2. Us (2019)
Parents Adelaide (Lupita Nyong’o) and Gabe (Winston Duke) take their children on a beach vacation in Jordan Peele’s fantastic horror film Us. Adelaide had a terrifying experience at the Santa Cruz Beach Boardwalk when she was young, so returning to the area has her apprehensive about the family’s trip. Her feelings are justified when four people who look exactly like Adelaide and her family enter their house at night. Us is Jordan Peele’s follow-up after the incredibly successful Get Out (2017), and this time he adds quite a lot more violence and straightforward horror to his thoughtful style of filmmaking.
1. Jaws (1975)
This list has steered clear of shark movies up to this point, but it’s difficult to ignore one of the best beach films in horror movie history, Jaws (1975). Scenes from any of the Jaws movies could be cited for inclusion on a list like this, but one of the best has to be the “get out of the water” scene from the 1975 original. It’s a perfectly constructed scene of terror that helped traumatize generations of people. However, a personal favorite of the series is the banana boat scene from Jaws: The Revenge (1987). Though the fourth Jaws movie is legitimately laughable, that one scene is wonderfully cheesy and fun.
More Fun Horror Movies on the Beach
- Revenge of the Creature (1955) – An actual beach is featured more prominently in this sequel than in the iconic Creature from the Black Lagoon (1954).
- The Flesh Eaters (1964) – Considered to be an early gore film, The Flesh Eaters is about a flesh-eating creatures that wash up on a beach.
- The Witch Who Came from the Sea (1976) – A troubled woman living near Venice Beach goes on a killing spree.
- Zombie (1979) – Lucio Fulci’s gory zombie flick takes place mostly on an island, though most of the action takes place near a beach rather than directly on one.
- Humanoids from the Deep (1980) – This trashy sci-fi monster movie is about amphibious creatures that terrorize a fishing town. A few times throughout the movie people are assaulted on a beach.
- The Slayer (1982) – Two couples become trapped in a beach house on an island, and one of the women has terrifyingly prophetic dreams about imminent death.
- The Lost Boys (1987) – The beach and nearby Santa Cruz boardwalk are visited a few times in The Lost Boys, one of the more famous vampire movies from the 1980s.
- Nightmare Beach (1988) – John Saxon unsurprisingly plays a cop in this movie about a killer on the loose during spring break in Florida.
- The Craft (1996) – The beach plays a big role in a well-known scene of witchcraft in The Craft.
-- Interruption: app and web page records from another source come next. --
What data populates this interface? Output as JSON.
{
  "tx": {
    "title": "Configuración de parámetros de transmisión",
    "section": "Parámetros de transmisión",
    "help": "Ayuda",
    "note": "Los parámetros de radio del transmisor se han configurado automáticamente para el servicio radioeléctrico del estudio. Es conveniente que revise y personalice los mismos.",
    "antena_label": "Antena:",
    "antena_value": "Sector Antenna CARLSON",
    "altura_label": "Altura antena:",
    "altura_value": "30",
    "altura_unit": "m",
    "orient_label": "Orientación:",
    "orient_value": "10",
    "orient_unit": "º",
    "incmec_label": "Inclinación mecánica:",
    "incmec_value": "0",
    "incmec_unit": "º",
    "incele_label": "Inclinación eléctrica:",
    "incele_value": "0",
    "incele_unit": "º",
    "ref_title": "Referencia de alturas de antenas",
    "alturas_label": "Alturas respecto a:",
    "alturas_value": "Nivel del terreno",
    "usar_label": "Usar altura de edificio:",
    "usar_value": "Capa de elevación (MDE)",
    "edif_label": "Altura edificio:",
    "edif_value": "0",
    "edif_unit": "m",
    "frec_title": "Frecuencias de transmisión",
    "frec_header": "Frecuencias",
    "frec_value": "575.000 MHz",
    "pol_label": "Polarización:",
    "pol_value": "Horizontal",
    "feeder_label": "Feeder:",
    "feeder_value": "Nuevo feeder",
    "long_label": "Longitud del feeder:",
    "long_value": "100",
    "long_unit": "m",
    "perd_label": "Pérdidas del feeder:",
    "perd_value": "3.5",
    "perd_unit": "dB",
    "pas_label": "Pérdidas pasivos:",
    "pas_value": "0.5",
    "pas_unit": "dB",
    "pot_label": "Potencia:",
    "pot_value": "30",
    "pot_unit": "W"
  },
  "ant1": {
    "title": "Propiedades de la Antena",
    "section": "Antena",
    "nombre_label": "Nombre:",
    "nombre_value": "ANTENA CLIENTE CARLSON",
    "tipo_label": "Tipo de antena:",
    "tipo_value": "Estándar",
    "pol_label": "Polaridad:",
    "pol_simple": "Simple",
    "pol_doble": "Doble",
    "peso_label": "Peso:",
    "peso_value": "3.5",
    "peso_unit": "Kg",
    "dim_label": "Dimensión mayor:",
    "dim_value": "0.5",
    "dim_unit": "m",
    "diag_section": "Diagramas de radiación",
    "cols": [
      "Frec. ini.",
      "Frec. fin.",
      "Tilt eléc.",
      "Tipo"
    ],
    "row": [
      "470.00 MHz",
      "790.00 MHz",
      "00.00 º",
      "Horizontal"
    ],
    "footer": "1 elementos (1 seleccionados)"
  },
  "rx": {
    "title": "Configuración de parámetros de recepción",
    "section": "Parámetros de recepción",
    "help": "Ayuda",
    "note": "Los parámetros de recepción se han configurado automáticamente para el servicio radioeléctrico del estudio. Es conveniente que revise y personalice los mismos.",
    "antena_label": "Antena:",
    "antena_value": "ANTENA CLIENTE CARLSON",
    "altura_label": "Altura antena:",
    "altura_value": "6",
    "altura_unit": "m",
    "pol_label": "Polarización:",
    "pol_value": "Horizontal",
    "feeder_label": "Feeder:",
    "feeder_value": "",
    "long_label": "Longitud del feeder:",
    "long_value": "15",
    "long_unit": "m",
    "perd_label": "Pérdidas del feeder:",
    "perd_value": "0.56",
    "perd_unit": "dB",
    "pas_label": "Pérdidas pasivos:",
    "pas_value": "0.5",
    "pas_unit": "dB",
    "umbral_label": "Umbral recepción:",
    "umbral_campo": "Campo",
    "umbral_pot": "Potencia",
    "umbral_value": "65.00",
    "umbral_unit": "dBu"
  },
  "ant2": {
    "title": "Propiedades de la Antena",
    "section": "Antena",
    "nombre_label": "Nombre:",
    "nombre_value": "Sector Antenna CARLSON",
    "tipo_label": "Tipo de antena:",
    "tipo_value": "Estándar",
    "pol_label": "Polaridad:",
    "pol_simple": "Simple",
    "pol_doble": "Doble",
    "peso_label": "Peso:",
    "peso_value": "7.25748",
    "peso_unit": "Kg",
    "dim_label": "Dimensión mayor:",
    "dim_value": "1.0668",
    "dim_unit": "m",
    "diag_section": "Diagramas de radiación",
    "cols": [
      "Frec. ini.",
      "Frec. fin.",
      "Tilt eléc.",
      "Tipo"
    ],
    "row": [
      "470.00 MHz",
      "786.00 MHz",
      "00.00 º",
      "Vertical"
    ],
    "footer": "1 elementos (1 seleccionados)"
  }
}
- The Deadly Camp (1999) – Anthony Wong is featured in this Hong Kong slasher movie about a family of killers stalking people camping out on a secluded island.
- Stomp! Shout! Scream! (2005) – A low-budget beach party monster movie made in a style similar to the beach movies of the 1960s.
- Turistas (2006) – Melissa George, Josh Duhamel, and Olivia Wilde become targets of organ harvesters while vacationing on a beach in Brazil.
- It Follows (2014) – Though it’s not really a beach movie, It Follows opens with a gruesome death on a beach, and later has a tense and memorable scene on a beach.
- The Lighthouse (2019) – The Lighthouse isn’t strictly a beach movie, but this HP-Lovecraft-tinged psychological horror movie deserves to be mentioned along with the best beach horror movies.